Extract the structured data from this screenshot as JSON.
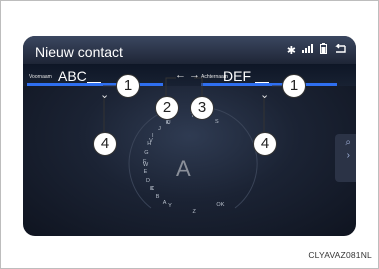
{
  "title": "Nieuw contact",
  "status_icons": [
    "bluetooth-icon",
    "signal-icon",
    "battery-icon",
    "back-icon"
  ],
  "fields": [
    {
      "label": "Voornaam",
      "value": "ABC"
    },
    {
      "label": "Achternaam",
      "value": "DEF"
    }
  ],
  "field_switch_symbol": "← →",
  "current_letter": "A",
  "left_wheel_letters": [
    "K",
    "J",
    "I",
    "H",
    "G",
    "F",
    "E",
    "D",
    "C",
    "B",
    "A"
  ],
  "right_wheel_letters": [
    "S",
    "T",
    "U",
    "V",
    "W",
    "X",
    "Y",
    "Z",
    "OK"
  ],
  "callouts": [
    "1",
    "1",
    "2",
    "3",
    "4",
    "4"
  ],
  "image_code": "CLYAVAZ081NL"
}
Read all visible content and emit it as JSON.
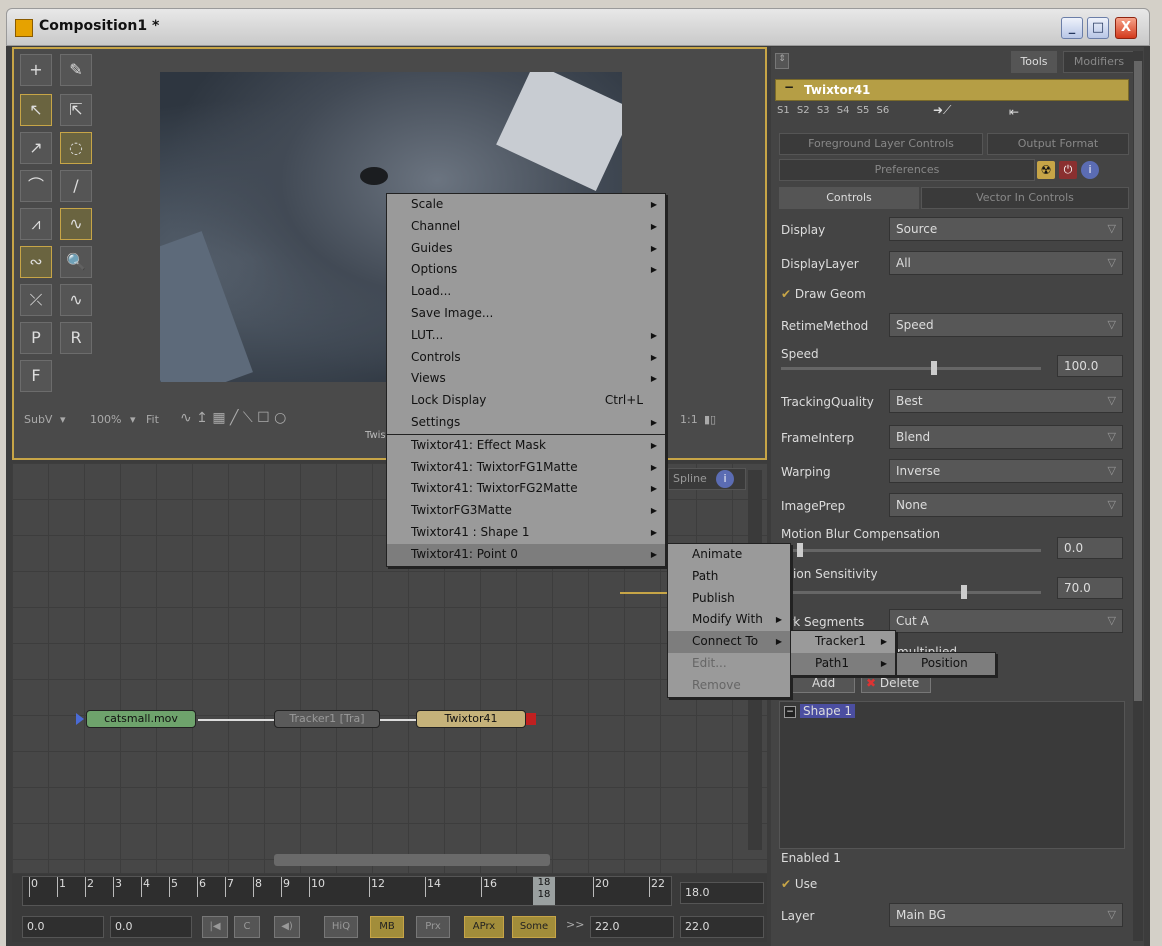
{
  "window": {
    "title": "Composition1 *",
    "min": "_",
    "max": "□",
    "close": "X"
  },
  "viewer": {
    "bar": {
      "subv": "SubV",
      "zoom": "100%",
      "fit": "Fit",
      "ratio": "1:1",
      "caption": "Twist"
    }
  },
  "flow": {
    "nodes": {
      "loader": "catsmall.mov",
      "tracker": "Tracker1 [Tra]",
      "twixtor": "Twixtor41"
    },
    "tabs": {
      "spline": "Spline"
    }
  },
  "timeline": {
    "labels": [
      "0",
      "1",
      "2",
      "3",
      "4",
      "5",
      "6",
      "7",
      "8",
      "9",
      "10",
      "12",
      "14",
      "16",
      "18",
      "20",
      "22"
    ],
    "current_frame_top": "18",
    "current_frame_bottom": "18",
    "current_time": "18.0",
    "start": "0.0",
    "render_start": "0.0",
    "render_end": "22.0",
    "end": "22.0",
    "buttons": {
      "hiq": "HiQ",
      "mb": "MB",
      "prx": "Prx",
      "aprx": "APrx",
      "some": "Some",
      "next": ">>"
    }
  },
  "panel": {
    "tabs": {
      "tools": "Tools",
      "modifiers": "Modifiers"
    },
    "tool_name": "Twixtor41",
    "slots": [
      "S1",
      "S2",
      "S3",
      "S4",
      "S5",
      "S6"
    ],
    "subtabs": {
      "foreground": "Foreground Layer Controls",
      "output": "Output Format",
      "preferences": "Preferences",
      "controls": "Controls",
      "vector": "Vector In Controls"
    },
    "display": {
      "label": "Display",
      "value": "Source"
    },
    "display_layer": {
      "label": "DisplayLayer",
      "value": "All"
    },
    "draw_geom": "Draw Geom",
    "retime": {
      "label": "RetimeMethod",
      "value": "Speed"
    },
    "speed": {
      "label": "Speed",
      "value": "100.0"
    },
    "tracking": {
      "label": "TrackingQuality",
      "value": "Best"
    },
    "frame_interp": {
      "label": "FrameInterp",
      "value": "Blend"
    },
    "warping": {
      "label": "Warping",
      "value": "Inverse"
    },
    "image_prep": {
      "label": "ImagePrep",
      "value": "None"
    },
    "mbc": {
      "label": "Motion Blur Compensation",
      "value": "0.0"
    },
    "motion_sens": {
      "label": "Motion Sensitivity",
      "label_visible": "otion Sensitivity",
      "value": "70.0"
    },
    "mark_segments": {
      "label": "ark Segments",
      "value": "Cut A"
    },
    "multiplied": "multiplied",
    "add": "Add",
    "delete": "Delete",
    "shape": "Shape 1",
    "enabled": "Enabled 1",
    "use": "Use",
    "layer": {
      "label": "Layer",
      "value": "Main BG"
    }
  },
  "menu": {
    "items": [
      {
        "label": "Scale",
        "sub": true
      },
      {
        "label": "Channel",
        "sub": true
      },
      {
        "label": "Guides",
        "sub": true
      },
      {
        "label": "Options",
        "sub": true
      },
      {
        "label": "Load...",
        "sub": false
      },
      {
        "label": "Save Image...",
        "sub": false
      },
      {
        "label": "LUT...",
        "sub": true
      },
      {
        "label": "Controls",
        "sub": true
      },
      {
        "label": "Views",
        "sub": true
      },
      {
        "label": "Lock Display",
        "shortcut": "Ctrl+L",
        "sub": false
      },
      {
        "label": "Settings",
        "sub": true
      }
    ],
    "items2": [
      {
        "label": "Twixtor41: Effect Mask",
        "sub": true
      },
      {
        "label": "Twixtor41: TwixtorFG1Matte",
        "sub": true
      },
      {
        "label": "Twixtor41: TwixtorFG2Matte",
        "sub": true
      },
      {
        "label": "TwixtorFG3Matte",
        "sub": true
      },
      {
        "label": "Twixtor41 : Shape 1",
        "sub": true
      },
      {
        "label": "Twixtor41: Point 0",
        "sub": true
      }
    ]
  },
  "submenu": {
    "items": [
      {
        "label": "Animate"
      },
      {
        "label": "Path"
      },
      {
        "label": "Publish"
      },
      {
        "label": "Modify With",
        "sub": true
      },
      {
        "label": "Connect To",
        "sub": true
      },
      {
        "label": "Edit...",
        "disabled": true
      },
      {
        "label": "Remove",
        "disabled": true
      }
    ]
  },
  "submenu2": {
    "tracker": "Tracker1",
    "path": "Path1"
  },
  "submenu3": {
    "position": "Position"
  }
}
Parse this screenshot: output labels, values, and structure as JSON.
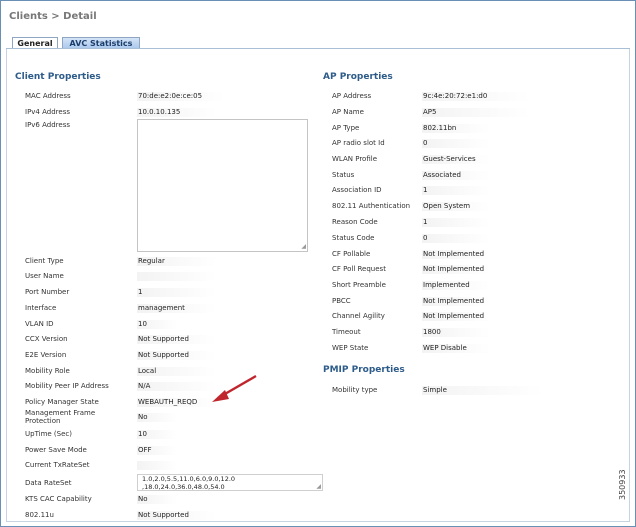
{
  "breadcrumb": "Clients > Detail",
  "tabs": [
    {
      "label": "General",
      "selected": true
    },
    {
      "label": "AVC Statistics",
      "selected": false
    }
  ],
  "client_properties": {
    "title": "Client Properties",
    "mac": {
      "label": "MAC Address",
      "value": "70:de:e2:0e:ce:05"
    },
    "ipv4": {
      "label": "IPv4 Address",
      "value": "10.0.10.135"
    },
    "ipv6": {
      "label": "IPv6 Address",
      "value": ""
    },
    "client_type": {
      "label": "Client Type",
      "value": "Regular"
    },
    "user_name": {
      "label": "User Name",
      "value": ""
    },
    "port_number": {
      "label": "Port Number",
      "value": "1"
    },
    "interface": {
      "label": "Interface",
      "value": "management"
    },
    "vlan_id": {
      "label": "VLAN ID",
      "value": "10"
    },
    "ccx_version": {
      "label": "CCX Version",
      "value": "Not Supported"
    },
    "e2e_version": {
      "label": "E2E Version",
      "value": "Not Supported"
    },
    "mobility_role": {
      "label": "Mobility Role",
      "value": "Local"
    },
    "mobility_peer_ip": {
      "label": "Mobility Peer IP Address",
      "value": "N/A"
    },
    "policy_manager_state": {
      "label": "Policy Manager State",
      "value": "WEBAUTH_REQD"
    },
    "mgmt_frame_protection": {
      "label_line1": "Management Frame",
      "label_line2": "Protection",
      "value": "No"
    },
    "uptime": {
      "label": "UpTime (Sec)",
      "value": "10"
    },
    "power_save_mode": {
      "label": "Power Save Mode",
      "value": "OFF"
    },
    "current_txrateset": {
      "label": "Current TxRateSet",
      "value": ""
    },
    "data_rateset": {
      "label": "Data RateSet",
      "line1": "1.0,2.0,5.5,11.0,6.0,9.0,12.0",
      "line2": ",18.0,24.0,36.0,48.0,54.0"
    },
    "kts_cac": {
      "label": "KTS CAC Capability",
      "value": "No"
    },
    "dot11u": {
      "label": "802.11u",
      "value": "Not Supported"
    }
  },
  "ap_properties": {
    "title": "AP Properties",
    "ap_address": {
      "label": "AP Address",
      "value": "9c:4e:20:72:e1:d0"
    },
    "ap_name": {
      "label": "AP Name",
      "value": "AP5"
    },
    "ap_type": {
      "label": "AP Type",
      "value": "802.11bn"
    },
    "ap_radio_slot": {
      "label": "AP radio slot Id",
      "value": "0"
    },
    "wlan_profile": {
      "label": "WLAN Profile",
      "value": "Guest-Services"
    },
    "status": {
      "label": "Status",
      "value": "Associated"
    },
    "association_id": {
      "label": "Association ID",
      "value": "1"
    },
    "auth": {
      "label": "802.11 Authentication",
      "value": "Open System"
    },
    "reason_code": {
      "label": "Reason Code",
      "value": "1"
    },
    "status_code": {
      "label": "Status Code",
      "value": "0"
    },
    "cf_pollable": {
      "label": "CF Pollable",
      "value": "Not Implemented"
    },
    "cf_poll_request": {
      "label": "CF Poll Request",
      "value": "Not Implemented"
    },
    "short_preamble": {
      "label": "Short Preamble",
      "value": "Implemented"
    },
    "pbcc": {
      "label": "PBCC",
      "value": "Not Implemented"
    },
    "channel_agility": {
      "label": "Channel Agility",
      "value": "Not Implemented"
    },
    "timeout": {
      "label": "Timeout",
      "value": "1800"
    },
    "wep_state": {
      "label": "WEP State",
      "value": "WEP Disable"
    }
  },
  "pmip_properties": {
    "title": "PMIP Properties",
    "mobility_type": {
      "label": "Mobility type",
      "value": "Simple"
    }
  },
  "annotation_arrow_color": "#c0262d",
  "figure_number": "350933"
}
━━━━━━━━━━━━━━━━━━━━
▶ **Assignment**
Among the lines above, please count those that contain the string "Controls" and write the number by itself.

▶ **Answer for this exercise**
4